The Federal Reserve's new plan to run the economy hot looks easier said than done as the central bank confronts multiple forces holding down inflation.
"The Fed needs to articulate very clearly how they plan to achieve the new objective," Aneta Markowska, chief economist at Jefferies, wrote in a report to clients. "Otherwise, these are just words on paper that don't really mean anything."
Fed Chairman Jerome Powell on Thursday outlined a new approach to setting U.S. monetary policy. The Fed, he said, will sometimes allow inflation to run above the 2% target to make up for prior undershoots, and allow unemployment to run lower than officials had previously tolerated.

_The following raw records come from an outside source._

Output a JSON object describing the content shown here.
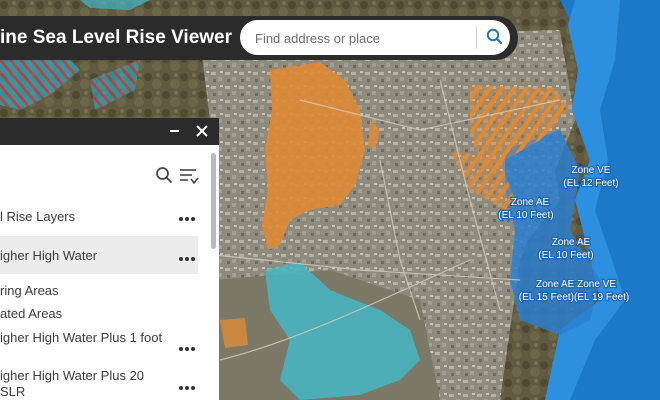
{
  "app": {
    "title": "ine Sea Level Rise Viewer"
  },
  "search": {
    "placeholder": "Find address or place"
  },
  "map": {
    "labels": [
      {
        "line1": "Zone VE",
        "line2": "(EL 12 Feet)"
      },
      {
        "line1": "Zone AE",
        "line2": "(EL 10 Feet)"
      },
      {
        "line1": "Zone AE",
        "line2": "(EL 10 Feet)"
      },
      {
        "line1": "Zone AE  Zone VE",
        "line2": "(EL 15 Feet)(EL 19 Feet)"
      }
    ]
  },
  "layers": {
    "items": [
      {
        "label": "l Rise Layers",
        "has_menu": true
      },
      {
        "label": "igher High Water",
        "has_menu": true,
        "selected": true
      },
      {
        "label": "ring Areas",
        "has_menu": false
      },
      {
        "label": "ated Areas",
        "has_menu": false
      },
      {
        "label": "igher High Water Plus 1 foot",
        "has_menu": true
      },
      {
        "label": "igher High Water Plus 20 SLR",
        "has_menu": true
      }
    ]
  },
  "colors": {
    "bar": "#2b2b2b",
    "accent": "#1f78b4",
    "flood_orange": "#e08a35",
    "flood_cyan": "#45b7c6",
    "sea": "#1c78c8"
  },
  "icons": {
    "search": "search-icon",
    "close": "close-icon",
    "minimize": "minimize-icon",
    "filter": "filter-icon",
    "menu": "more-horizontal-icon"
  }
}
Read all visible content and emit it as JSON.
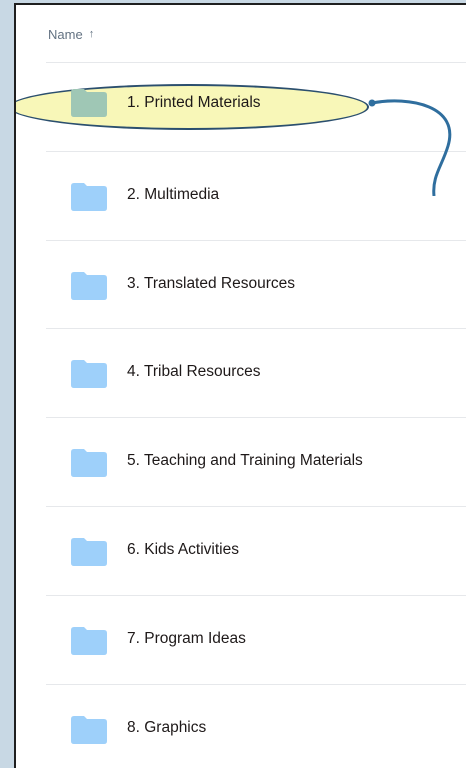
{
  "header": {
    "name_label": "Name",
    "sort_icon": "arrow-up-icon"
  },
  "folders": [
    {
      "label": "1. Printed Materials",
      "highlighted": true,
      "folder_color": "#9fc7b5"
    },
    {
      "label": "2. Multimedia",
      "folder_color": "#9ed0fa"
    },
    {
      "label": "3. Translated Resources",
      "folder_color": "#9ed0fa"
    },
    {
      "label": "4. Tribal Resources",
      "folder_color": "#9ed0fa"
    },
    {
      "label": "5. Teaching and Training Materials",
      "folder_color": "#9ed0fa"
    },
    {
      "label": "6. Kids Activities",
      "folder_color": "#9ed0fa"
    },
    {
      "label": "7. Program Ideas",
      "folder_color": "#9ed0fa"
    },
    {
      "label": "8. Graphics",
      "folder_color": "#9ed0fa"
    }
  ],
  "colors": {
    "background": "#c8d8e4",
    "highlight_fill": "#f8f7b8",
    "highlight_outline": "#2b4f6e",
    "callout_line": "#2f6e9e"
  }
}
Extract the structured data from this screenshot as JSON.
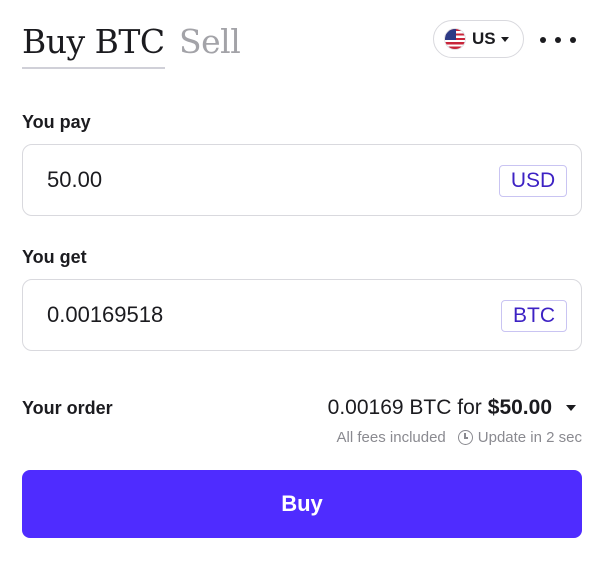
{
  "header": {
    "tabs": [
      {
        "label": "Buy BTC",
        "active": true
      },
      {
        "label": "Sell",
        "active": false
      }
    ],
    "country": {
      "code": "US",
      "flag_icon": "us-flag-icon"
    },
    "menu_icon": "more-horizontal-icon"
  },
  "pay": {
    "label": "You pay",
    "value": "50.00",
    "currency": "USD"
  },
  "get": {
    "label": "You get",
    "value": "0.00169518",
    "currency": "BTC"
  },
  "order": {
    "label": "Your order",
    "amount": "0.00169 BTC for",
    "price": "$50.00",
    "fees_note": "All fees included",
    "update_note": "Update in 2 sec"
  },
  "action": {
    "buy_label": "Buy"
  },
  "colors": {
    "accent": "#4f2cff",
    "currency_text": "#3d22c4",
    "muted_text": "#8a8a90"
  }
}
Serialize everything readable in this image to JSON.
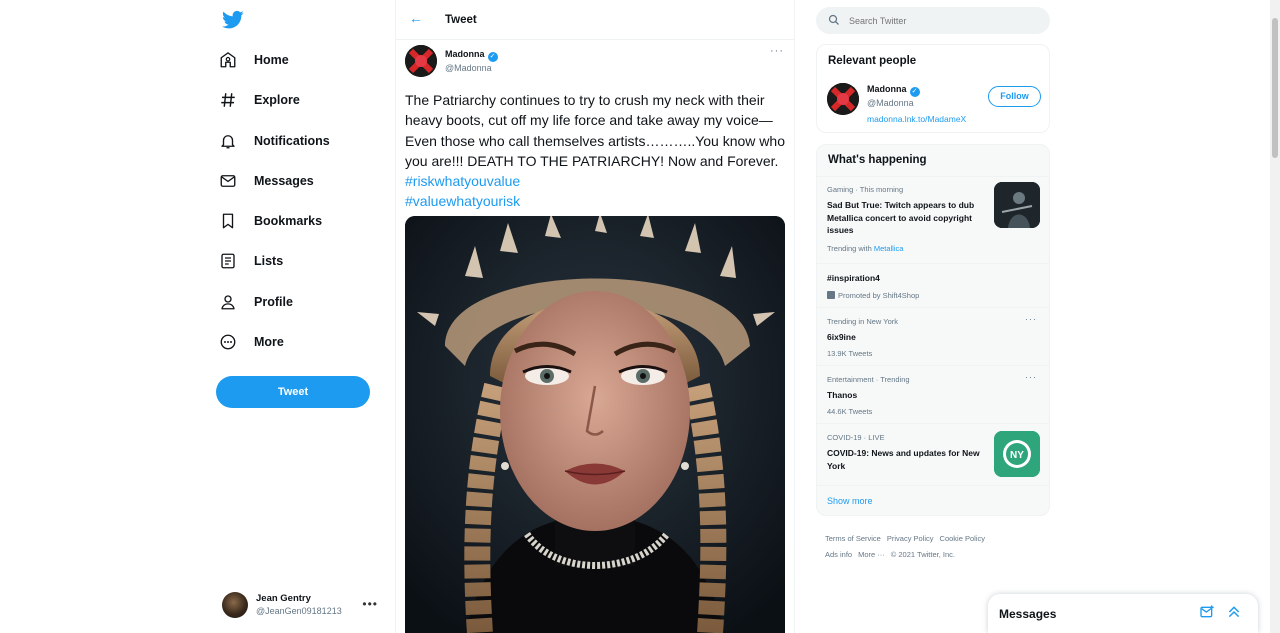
{
  "nav": {
    "items": [
      {
        "label": "Home",
        "icon": "home-icon"
      },
      {
        "label": "Explore",
        "icon": "hashtag-icon"
      },
      {
        "label": "Notifications",
        "icon": "bell-icon"
      },
      {
        "label": "Messages",
        "icon": "envelope-icon"
      },
      {
        "label": "Bookmarks",
        "icon": "bookmark-icon"
      },
      {
        "label": "Lists",
        "icon": "list-icon"
      },
      {
        "label": "Profile",
        "icon": "person-icon"
      },
      {
        "label": "More",
        "icon": "more-circle-icon"
      }
    ],
    "tweet_button": "Tweet"
  },
  "account": {
    "name": "Jean Gentry",
    "handle": "@JeanGen09181213"
  },
  "tweet": {
    "header_title": "Tweet",
    "author_name": "Madonna",
    "author_handle": "@Madonna",
    "text": "The Patriarchy continues to try to crush my neck with their heavy boots, cut off my life force and take away my voice—Even those who call themselves artists………..You know who you are!!! DEATH TO THE PATRIARCHY! Now and Forever. ",
    "hashtag1": "#riskwhatyouvalue",
    "hashtag2": "#valuewhatyourisk"
  },
  "search": {
    "placeholder": "Search Twitter"
  },
  "relevant": {
    "title": "Relevant people",
    "name": "Madonna",
    "handle": "@Madonna",
    "link": "madonna.lnk.to/MadameX",
    "follow_label": "Follow"
  },
  "happening": {
    "title": "What's happening",
    "trends": [
      {
        "meta": "Gaming · This morning",
        "title": "Sad But True: Twitch appears to dub Metallica concert to avoid copyright issues",
        "sub_prefix": "Trending with ",
        "sub_link": "Metallica"
      },
      {
        "meta": "",
        "title": "#inspiration4",
        "sub": "Promoted by Shift4Shop"
      },
      {
        "meta": "Trending in New York",
        "title": "6ix9ine",
        "sub": "13.9K Tweets"
      },
      {
        "meta": "Entertainment · Trending",
        "title": "Thanos",
        "sub": "44.6K Tweets"
      },
      {
        "meta": "COVID-19 · LIVE",
        "title": "COVID-19: News and updates for New York",
        "thumb_text": "NY"
      }
    ],
    "show_more": "Show more"
  },
  "footer": {
    "links": [
      "Terms of Service",
      "Privacy Policy",
      "Cookie Policy",
      "Ads info",
      "More ···"
    ],
    "copyright": "© 2021 Twitter, Inc."
  },
  "messages_drawer": {
    "title": "Messages"
  },
  "colors": {
    "accent": "#1d9bf0",
    "text": "#0f1419",
    "muted": "#657786"
  }
}
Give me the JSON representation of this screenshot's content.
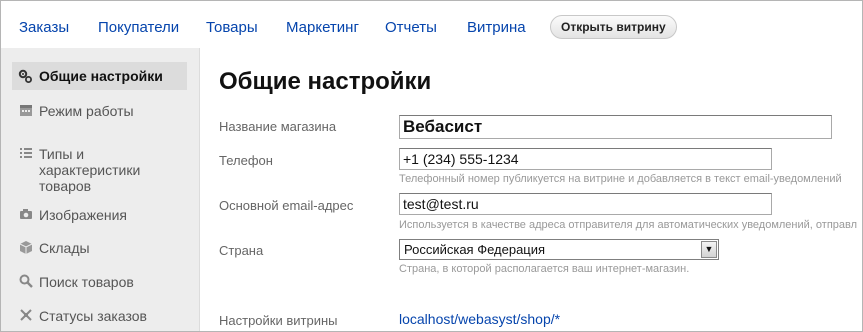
{
  "topnav": {
    "items": [
      "Заказы",
      "Покупатели",
      "Товары",
      "Маркетинг",
      "Отчеты",
      "Витрина"
    ],
    "open_storefront": "Открыть витрину"
  },
  "sidebar": {
    "items": [
      {
        "label": "Общие настройки",
        "icon": "gears-icon",
        "active": true
      },
      {
        "label": "Режим работы",
        "icon": "calendar-icon"
      },
      {
        "label": "Типы и характеристики товаров",
        "icon": "list-icon"
      },
      {
        "label": "Изображения",
        "icon": "camera-icon"
      },
      {
        "label": "Склады",
        "icon": "boxes-icon"
      },
      {
        "label": "Поиск товаров",
        "icon": "search-icon"
      },
      {
        "label": "Статусы заказов",
        "icon": "workflow-icon"
      }
    ]
  },
  "main": {
    "title": "Общие настройки",
    "store_name": {
      "label": "Название магазина",
      "value": "Вебасист"
    },
    "phone": {
      "label": "Телефон",
      "value": "+1 (234) 555-1234",
      "hint": "Телефонный номер публикуется на витрине и добавляется в текст email-уведомлений"
    },
    "email": {
      "label": "Основной email-адрес",
      "value": "test@test.ru",
      "hint": "Используется в качестве адреса отправителя для автоматических уведомлений, отправл"
    },
    "country": {
      "label": "Страна",
      "value": "Российская Федерация",
      "hint": "Страна, в которой располагается ваш интернет-магазин."
    },
    "storefront": {
      "label": "Настройки витрины",
      "link": "localhost/webasyst/shop/*"
    }
  }
}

The move confirmed to investors that the Fed is likely keep interest rates near zero for years to come as it seeks to decisively achieve its inflation goal, adopted in 2012. Inflation has averaged only 1.4% since then amid headwinds affecting the U.S. and other major economies, including weak productivity growth, globalization, aging populations and technological change.

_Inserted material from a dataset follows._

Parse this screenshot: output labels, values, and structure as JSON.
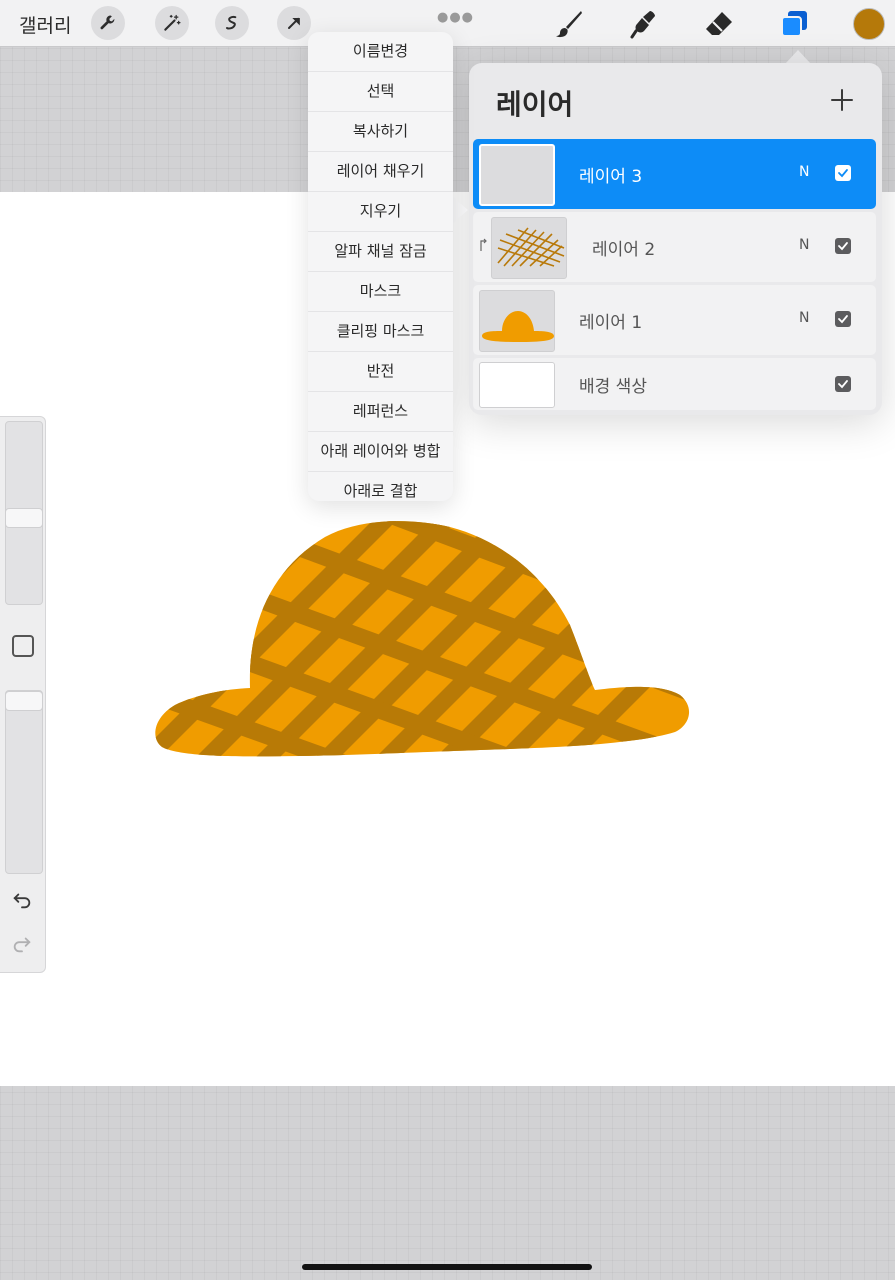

Fed policymakers meet again Sept. 15-16 when they'll have a chance to spell out how the new strategy will shape their policies aimed at pulling the U.S. economy out of its worst downturn since the Great Depression.

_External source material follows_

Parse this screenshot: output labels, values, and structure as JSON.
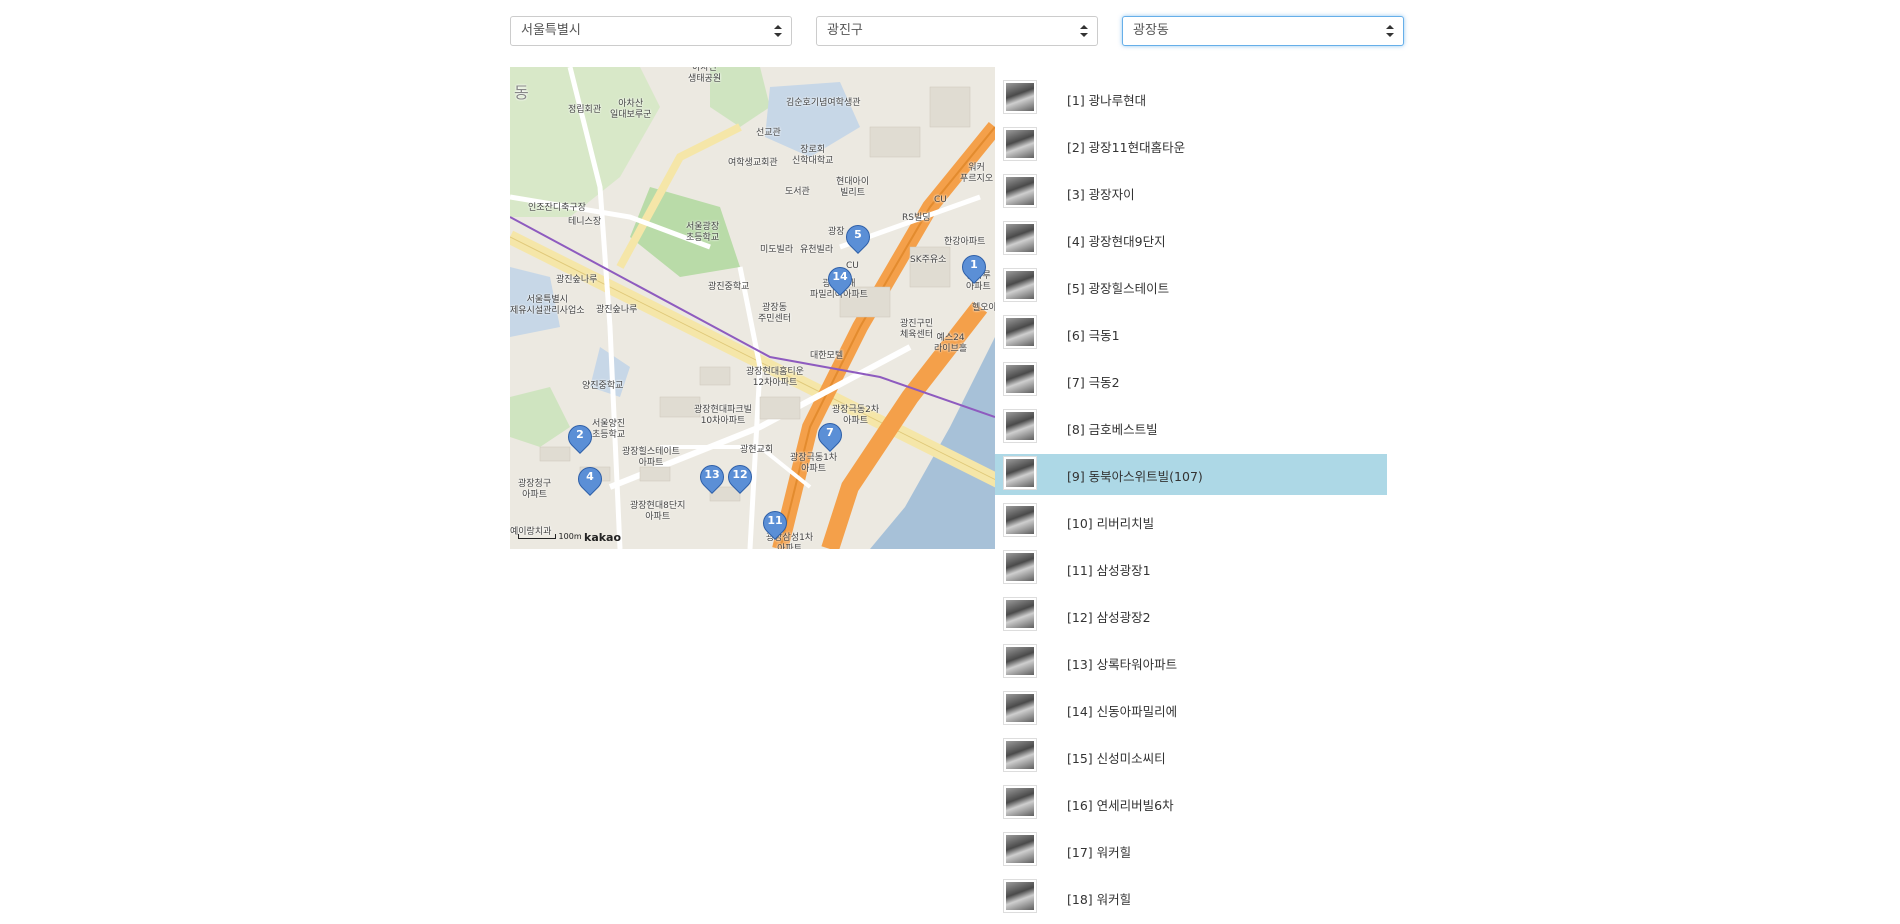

Economists at Deutsche Bank said officials may clarify their guidance on the path of rates by linking future hikes to reaching certain thresholds for inflation and employment. Minutes of their July meeting showed they'd debated this approach.
Mr. Powell's announcement, though not entirely unexpected, marked the completion of a historic shift for the world's most powerful central bank. Instead of worrying that very low unemployment would provoke inflation, they now have moved their focus almost fully onto too-low inflation.
To justify that, he made a point of explaining why persistently low inflation is a problem for central bankers, particularly when combined with low economic growth. It results in very low interest rates, even during economic expansions. That means policymakers have little room to cut borrowing costs when a downturn strikes.
"The result can be worse economic outcomes in terms of both employment and price stability, with the costs of such outcomes likely falling hardest on those least able to bear them," Mr. Powell said.
On the other side of the argument, there's a camp of investors convinced that the Fed's ultraeasy monetary policy and massive government spending risk re-igniting the runaway inflation of the 1970s.